While it will take some time to achieve efficient government waste collection and disposal services throughout the country, communities can still take meaningful steps to improve their own management of waste. Some estimates show that despite there being few sanitary landfills, recycling and composting could reduce the amount of waste being discarded by about half.
In 2016, The Asia Foundation launched a new campaign targeting waste management called “Love Laos: Keep it Clean.” The campaign is coupled with several projects meant to inspire and encourage people to stop littering and to start recycling and composting. In Bolikhamxay, Luang Prabang, and Khammouane provinces, we initiated several school and community waste management projects teaching students and communities about the financial opportunities from selling materials for recycling and the health benefits of composting their organic material and using it as organic fertilizer in their vegetable gardens.

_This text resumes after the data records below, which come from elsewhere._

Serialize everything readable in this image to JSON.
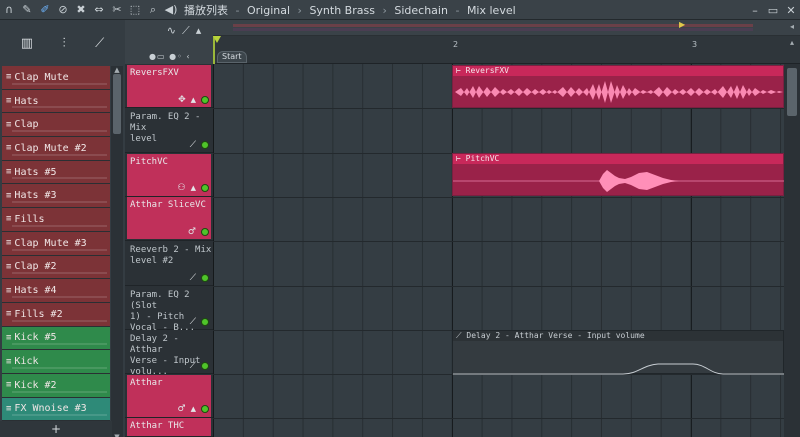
{
  "titlebar": {
    "playlist_label": "播放列表",
    "breadcrumb": [
      "Original",
      "Synth Brass",
      "Sidechain",
      "Mix level"
    ],
    "window_controls": [
      "–",
      "▭",
      "✕"
    ]
  },
  "left_panel": {
    "patterns": [
      {
        "label": "Clap Mute",
        "color": "red"
      },
      {
        "label": "Hats",
        "color": "red"
      },
      {
        "label": "Clap",
        "color": "red"
      },
      {
        "label": "Clap Mute #2",
        "color": "red"
      },
      {
        "label": "Hats #5",
        "color": "red"
      },
      {
        "label": "Hats #3",
        "color": "red"
      },
      {
        "label": "Fills",
        "color": "red"
      },
      {
        "label": "Clap Mute #3",
        "color": "red"
      },
      {
        "label": "Clap #2",
        "color": "red"
      },
      {
        "label": "Hats #4",
        "color": "red"
      },
      {
        "label": "Fills #2",
        "color": "red"
      },
      {
        "label": "Kick #5",
        "color": "green"
      },
      {
        "label": "Kick",
        "color": "green"
      },
      {
        "label": "Kick #2",
        "color": "green"
      },
      {
        "label": "FX Wnoise #3",
        "color": "teal"
      }
    ],
    "add_label": "+"
  },
  "ruler": {
    "start_label": "Start",
    "bar_numbers": [
      "2",
      "3"
    ]
  },
  "tracks": [
    {
      "name": "ReversFXV",
      "style": "pink"
    },
    {
      "name": "Param. EQ 2 - Mix\nlevel",
      "style": "dark"
    },
    {
      "name": "PitchVC",
      "style": "pink"
    },
    {
      "name": "Atthar SliceVC",
      "style": "pink-sub"
    },
    {
      "name": "Reeverb 2 - Mix\nlevel #2",
      "style": "dark"
    },
    {
      "name": "Param. EQ 2 (Slot\n1) - Pitch Vocal - B...",
      "style": "dark"
    },
    {
      "name": "Delay 2 - Atthar\nVerse - Input volu...",
      "style": "dark"
    },
    {
      "name": "Atthar",
      "style": "pink"
    },
    {
      "name": "Atthar THC",
      "style": "pink-sub"
    }
  ],
  "clips": [
    {
      "title": "ReversFXV",
      "type": "audio"
    },
    {
      "title": "PitchVC",
      "type": "audio"
    },
    {
      "title": "Delay 2 - Atthar Verse - Input volume",
      "type": "automation"
    }
  ],
  "colors": {
    "pattern_red": "#7c3337",
    "pattern_green": "#2f8a4b",
    "track_pink": "#c0305a",
    "clip_audio": "#9a2249",
    "wave": "#ff8fb8",
    "led_green": "#4fc42a"
  }
}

The campaign drew inspiration from the popularity of Facebook as a low-cost tool to reach a large number of people and deliver the message of the importance of improved waste management. In partnership with the Luang Prabang Film Festival (LPFF), we announced a short film competition in September 2016. The competition encouraged Lao national filmmakers to produce a three-minute video and public service announcement looking at the problems with waste, littering, and improper waste disposal in their country to encourage the public to develop more sustainable habits.
We received over 40 entries, and the 10 finalist videos were posted on the LPFF Facebook page to encourage viewers to vote on their favorite video. In total, the competition reached over 600,000 people both inside and outside of the country, and received over 123,000 likes, comments, and shares.

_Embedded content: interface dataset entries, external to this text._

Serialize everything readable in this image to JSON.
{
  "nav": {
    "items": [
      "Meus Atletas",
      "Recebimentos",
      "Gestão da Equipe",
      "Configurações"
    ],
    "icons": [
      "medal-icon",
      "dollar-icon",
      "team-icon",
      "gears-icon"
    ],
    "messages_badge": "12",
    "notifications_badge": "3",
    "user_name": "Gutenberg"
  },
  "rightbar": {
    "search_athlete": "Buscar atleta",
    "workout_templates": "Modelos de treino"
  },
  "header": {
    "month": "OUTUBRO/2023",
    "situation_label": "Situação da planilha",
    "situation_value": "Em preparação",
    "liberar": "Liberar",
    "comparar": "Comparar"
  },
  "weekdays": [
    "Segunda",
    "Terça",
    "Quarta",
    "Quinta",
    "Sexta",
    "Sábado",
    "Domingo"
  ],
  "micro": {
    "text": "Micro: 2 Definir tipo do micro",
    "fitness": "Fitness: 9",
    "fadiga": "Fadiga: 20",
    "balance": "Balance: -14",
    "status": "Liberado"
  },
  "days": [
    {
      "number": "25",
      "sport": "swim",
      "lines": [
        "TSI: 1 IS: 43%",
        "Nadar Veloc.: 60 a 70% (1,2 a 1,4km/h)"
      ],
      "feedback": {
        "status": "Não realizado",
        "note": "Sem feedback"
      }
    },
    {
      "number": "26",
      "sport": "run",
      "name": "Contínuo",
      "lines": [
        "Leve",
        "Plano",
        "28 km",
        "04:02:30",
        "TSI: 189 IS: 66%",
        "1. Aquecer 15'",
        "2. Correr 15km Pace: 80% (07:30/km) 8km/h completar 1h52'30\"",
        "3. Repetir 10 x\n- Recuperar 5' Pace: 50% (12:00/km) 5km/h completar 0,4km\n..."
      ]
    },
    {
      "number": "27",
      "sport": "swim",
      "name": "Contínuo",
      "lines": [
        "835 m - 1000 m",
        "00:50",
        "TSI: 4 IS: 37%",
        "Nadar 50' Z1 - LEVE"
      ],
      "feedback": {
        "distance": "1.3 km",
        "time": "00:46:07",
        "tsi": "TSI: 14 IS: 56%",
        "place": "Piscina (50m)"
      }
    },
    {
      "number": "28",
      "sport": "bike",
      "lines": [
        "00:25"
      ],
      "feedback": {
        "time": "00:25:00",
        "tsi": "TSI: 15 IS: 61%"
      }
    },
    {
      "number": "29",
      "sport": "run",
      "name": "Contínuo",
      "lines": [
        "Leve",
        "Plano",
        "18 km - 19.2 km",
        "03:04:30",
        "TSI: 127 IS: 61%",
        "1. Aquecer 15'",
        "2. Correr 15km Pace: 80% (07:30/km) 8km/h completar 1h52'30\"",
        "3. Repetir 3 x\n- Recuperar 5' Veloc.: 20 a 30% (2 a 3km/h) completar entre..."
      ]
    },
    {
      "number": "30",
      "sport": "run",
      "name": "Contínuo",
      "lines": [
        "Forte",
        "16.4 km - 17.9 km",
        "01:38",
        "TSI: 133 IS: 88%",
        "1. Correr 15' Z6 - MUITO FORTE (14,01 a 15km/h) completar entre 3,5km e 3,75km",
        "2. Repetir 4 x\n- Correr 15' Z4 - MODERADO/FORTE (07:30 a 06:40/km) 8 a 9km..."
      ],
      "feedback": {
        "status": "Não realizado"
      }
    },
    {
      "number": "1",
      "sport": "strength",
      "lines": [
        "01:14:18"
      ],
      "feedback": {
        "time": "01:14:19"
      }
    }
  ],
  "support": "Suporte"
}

The top three films from the competition, as well as the film that went the most “viral” on Facebook, were shown on the main screen at last year’s Luang Prabang Film Festival in December.

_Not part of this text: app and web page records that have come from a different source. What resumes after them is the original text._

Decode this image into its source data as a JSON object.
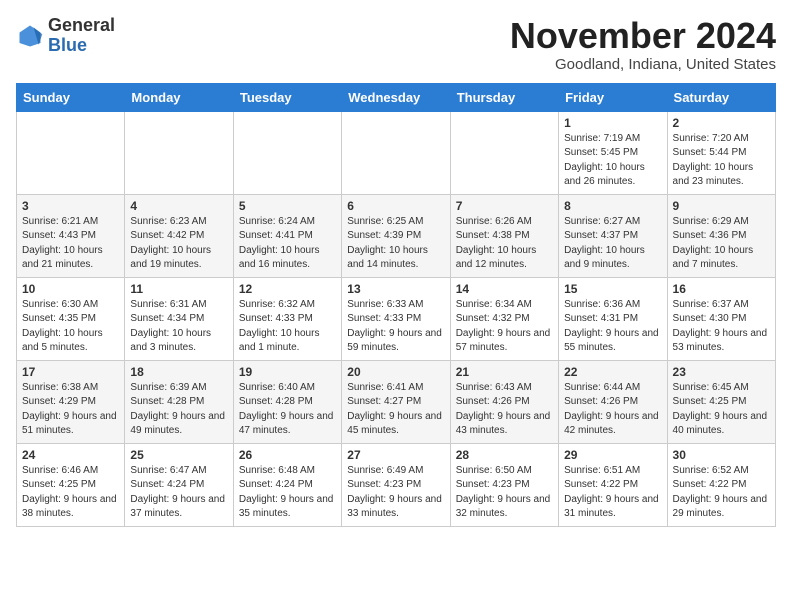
{
  "header": {
    "logo_general": "General",
    "logo_blue": "Blue",
    "month_title": "November 2024",
    "location": "Goodland, Indiana, United States"
  },
  "weekdays": [
    "Sunday",
    "Monday",
    "Tuesday",
    "Wednesday",
    "Thursday",
    "Friday",
    "Saturday"
  ],
  "weeks": [
    [
      {
        "day": "",
        "info": ""
      },
      {
        "day": "",
        "info": ""
      },
      {
        "day": "",
        "info": ""
      },
      {
        "day": "",
        "info": ""
      },
      {
        "day": "",
        "info": ""
      },
      {
        "day": "1",
        "info": "Sunrise: 7:19 AM\nSunset: 5:45 PM\nDaylight: 10 hours and 26 minutes."
      },
      {
        "day": "2",
        "info": "Sunrise: 7:20 AM\nSunset: 5:44 PM\nDaylight: 10 hours and 23 minutes."
      }
    ],
    [
      {
        "day": "3",
        "info": "Sunrise: 6:21 AM\nSunset: 4:43 PM\nDaylight: 10 hours and 21 minutes."
      },
      {
        "day": "4",
        "info": "Sunrise: 6:23 AM\nSunset: 4:42 PM\nDaylight: 10 hours and 19 minutes."
      },
      {
        "day": "5",
        "info": "Sunrise: 6:24 AM\nSunset: 4:41 PM\nDaylight: 10 hours and 16 minutes."
      },
      {
        "day": "6",
        "info": "Sunrise: 6:25 AM\nSunset: 4:39 PM\nDaylight: 10 hours and 14 minutes."
      },
      {
        "day": "7",
        "info": "Sunrise: 6:26 AM\nSunset: 4:38 PM\nDaylight: 10 hours and 12 minutes."
      },
      {
        "day": "8",
        "info": "Sunrise: 6:27 AM\nSunset: 4:37 PM\nDaylight: 10 hours and 9 minutes."
      },
      {
        "day": "9",
        "info": "Sunrise: 6:29 AM\nSunset: 4:36 PM\nDaylight: 10 hours and 7 minutes."
      }
    ],
    [
      {
        "day": "10",
        "info": "Sunrise: 6:30 AM\nSunset: 4:35 PM\nDaylight: 10 hours and 5 minutes."
      },
      {
        "day": "11",
        "info": "Sunrise: 6:31 AM\nSunset: 4:34 PM\nDaylight: 10 hours and 3 minutes."
      },
      {
        "day": "12",
        "info": "Sunrise: 6:32 AM\nSunset: 4:33 PM\nDaylight: 10 hours and 1 minute."
      },
      {
        "day": "13",
        "info": "Sunrise: 6:33 AM\nSunset: 4:33 PM\nDaylight: 9 hours and 59 minutes."
      },
      {
        "day": "14",
        "info": "Sunrise: 6:34 AM\nSunset: 4:32 PM\nDaylight: 9 hours and 57 minutes."
      },
      {
        "day": "15",
        "info": "Sunrise: 6:36 AM\nSunset: 4:31 PM\nDaylight: 9 hours and 55 minutes."
      },
      {
        "day": "16",
        "info": "Sunrise: 6:37 AM\nSunset: 4:30 PM\nDaylight: 9 hours and 53 minutes."
      }
    ],
    [
      {
        "day": "17",
        "info": "Sunrise: 6:38 AM\nSunset: 4:29 PM\nDaylight: 9 hours and 51 minutes."
      },
      {
        "day": "18",
        "info": "Sunrise: 6:39 AM\nSunset: 4:28 PM\nDaylight: 9 hours and 49 minutes."
      },
      {
        "day": "19",
        "info": "Sunrise: 6:40 AM\nSunset: 4:28 PM\nDaylight: 9 hours and 47 minutes."
      },
      {
        "day": "20",
        "info": "Sunrise: 6:41 AM\nSunset: 4:27 PM\nDaylight: 9 hours and 45 minutes."
      },
      {
        "day": "21",
        "info": "Sunrise: 6:43 AM\nSunset: 4:26 PM\nDaylight: 9 hours and 43 minutes."
      },
      {
        "day": "22",
        "info": "Sunrise: 6:44 AM\nSunset: 4:26 PM\nDaylight: 9 hours and 42 minutes."
      },
      {
        "day": "23",
        "info": "Sunrise: 6:45 AM\nSunset: 4:25 PM\nDaylight: 9 hours and 40 minutes."
      }
    ],
    [
      {
        "day": "24",
        "info": "Sunrise: 6:46 AM\nSunset: 4:25 PM\nDaylight: 9 hours and 38 minutes."
      },
      {
        "day": "25",
        "info": "Sunrise: 6:47 AM\nSunset: 4:24 PM\nDaylight: 9 hours and 37 minutes."
      },
      {
        "day": "26",
        "info": "Sunrise: 6:48 AM\nSunset: 4:24 PM\nDaylight: 9 hours and 35 minutes."
      },
      {
        "day": "27",
        "info": "Sunrise: 6:49 AM\nSunset: 4:23 PM\nDaylight: 9 hours and 33 minutes."
      },
      {
        "day": "28",
        "info": "Sunrise: 6:50 AM\nSunset: 4:23 PM\nDaylight: 9 hours and 32 minutes."
      },
      {
        "day": "29",
        "info": "Sunrise: 6:51 AM\nSunset: 4:22 PM\nDaylight: 9 hours and 31 minutes."
      },
      {
        "day": "30",
        "info": "Sunrise: 6:52 AM\nSunset: 4:22 PM\nDaylight: 9 hours and 29 minutes."
      }
    ]
  ]
}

Watch all the winning films here.
Derin Henderson is The Asia Foundation’s environment program advisor in Laos. The views and opinions expressed here are those of the author and not those of The Asia Foundation or its funders.
About our blog, InAsia
InAsia is posted and distributed every other Wednesday evening, Pacific Time. If you have any questions, please send an email to firstname.lastname@example.org.
ContactFor questions about InAsia, or for our cross-post and re-use policy, please send an email to email@example.com.
The Asia Foundation
465 California St., 9th Floor
San Francisco, CA 94104
PO Box 193223
San Francisco, CA 94119-3223
HIGHLIGHTS ACROSS ASIA
Cambodia’s National Institute of Diplomacy and International Relations and The Asia Foundation Sign MOU
July 2, 2020
Nikkei Asian Review Highlights Go Digital ASEAN
June 30, 2020
ASEAN and The Asia Foundation, with Support from Google.org, Collaborate to Equip 200,000 Micro and Small Enterprises with Digital Skills and Tools Amidst the Covid-19 Crisis
June 22, 2020
Myanmar Times Cites Asia Foundation Survey on Business Impact of Covid-19
June 15, 2020
Let’s Read, our free digital library,
is helping children learn at home.
Learn about our Covid-19 efforts.
Let’s Read, our free digital library, is helping children learn at home. Learn about our Covid-19 efforts.